Racial Health Disparities and COVID-19 in Maine: Shining a Light on Systemic Inequality
October 27, 2020
12:00 pm - 1:30 pm
Join us for the annual Donna M. Loring Lecture, which addresses current or historic Native American or aboriginal issues, indigenous rights, as well as women’s issues, civil rights, and issues of fairness and equality as they overlap with the concerns of tribal peoples. This event is free and open to all.

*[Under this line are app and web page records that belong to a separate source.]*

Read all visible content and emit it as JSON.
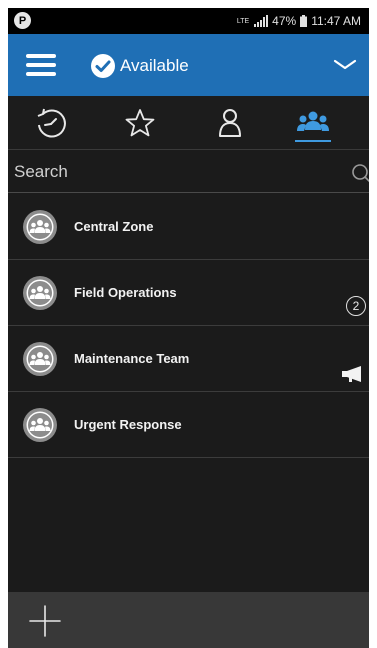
{
  "status_bar": {
    "left_badge": "P",
    "network": "LTE",
    "battery": "47%",
    "time": "11:47 AM"
  },
  "header": {
    "status_label": "Available"
  },
  "tabs": [
    {
      "id": "recent",
      "icon": "history-icon"
    },
    {
      "id": "favorites",
      "icon": "star-icon"
    },
    {
      "id": "contacts",
      "icon": "person-icon"
    },
    {
      "id": "groups",
      "icon": "group-icon",
      "active": true
    }
  ],
  "search": {
    "placeholder": "Search"
  },
  "groups": [
    {
      "name": "Central Zone"
    },
    {
      "name": "Field Operations",
      "badge": "2"
    },
    {
      "name": "Maintenance Team",
      "indicator": "megaphone-icon"
    },
    {
      "name": "Urgent Response"
    }
  ],
  "colors": {
    "header_bg": "#1f6fb5",
    "accent": "#3f9ae0",
    "background": "#1b1b1b",
    "bottom_bar": "#383838"
  }
}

Maine is home to the worst COVID-19 racial disparity in the country, with Black and African American Mainers being impacted at an egregiously disproportionate rate. While public discourse focuses on people with “underlying health conditions” as being at greater risk of contracting COVID-19, this hides the realities of systemic racism and economic inequality at the core of such conditions. Health advocates and leaders from Maine’s Black, immigrant, Indigenous and Latinx communities will discuss how the pandemic has highlighted the systemic inequalities in food access, health care, housing and income in Maine and the United States. Panelists will discuss ways that health professionals can better serve these communities by understanding the myriad challenges their patients face in an unequal society.

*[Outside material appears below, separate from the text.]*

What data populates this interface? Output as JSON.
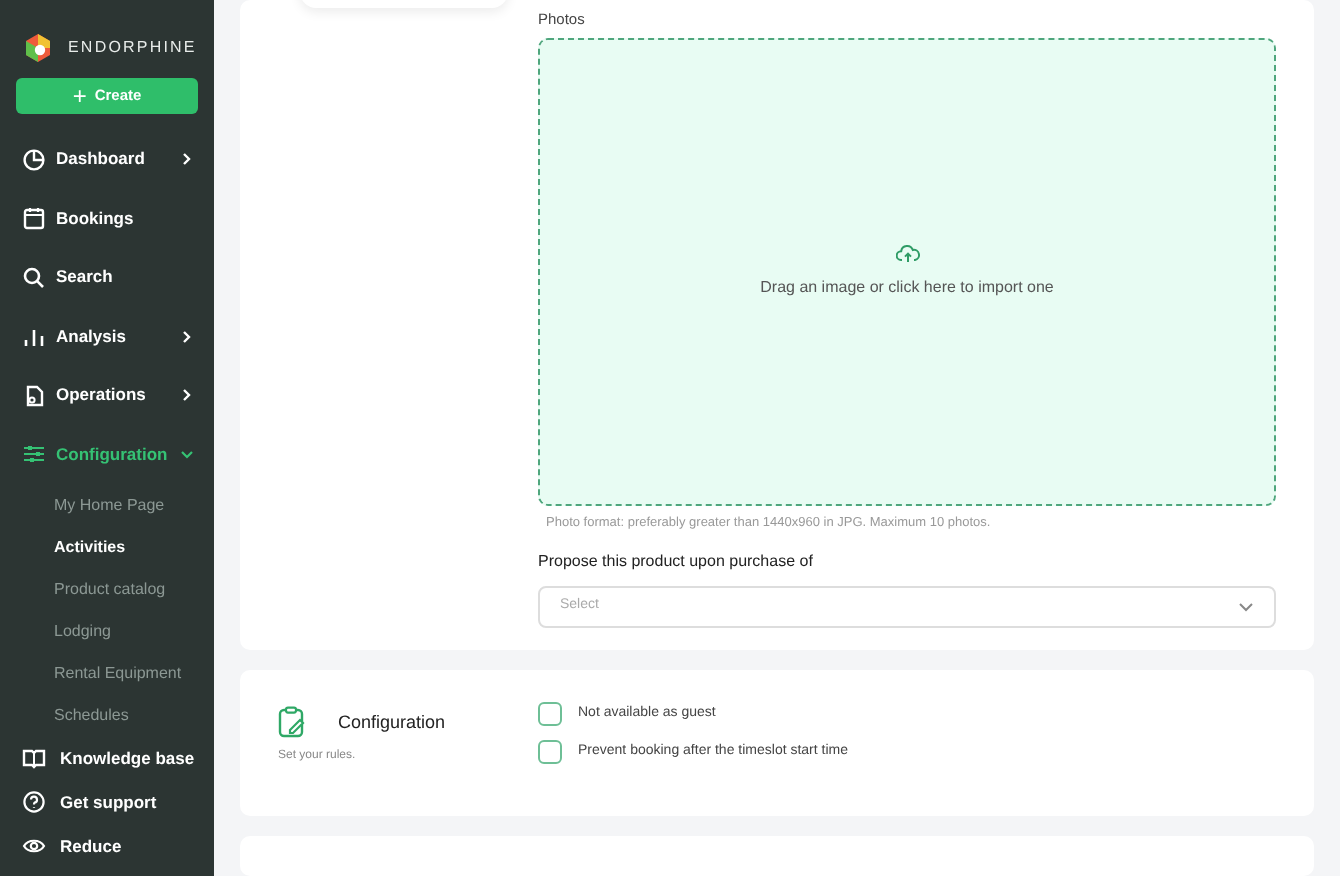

Crystal Cron, President of Presente! Maine
Fatuma Hussein, Executive Director, Immigrant Resource Center of Maine
Rachel Talbot Ross, ME State Representative; Chair, Commission on Status of Racial, Indigenous, and Maine Tribal Populations
Lisa Sockabasin, Director of Programs & External Affairs, Wabanaki Public Health
Donna M. Loring, Senior Advisor on Tribal Affairs to the Governor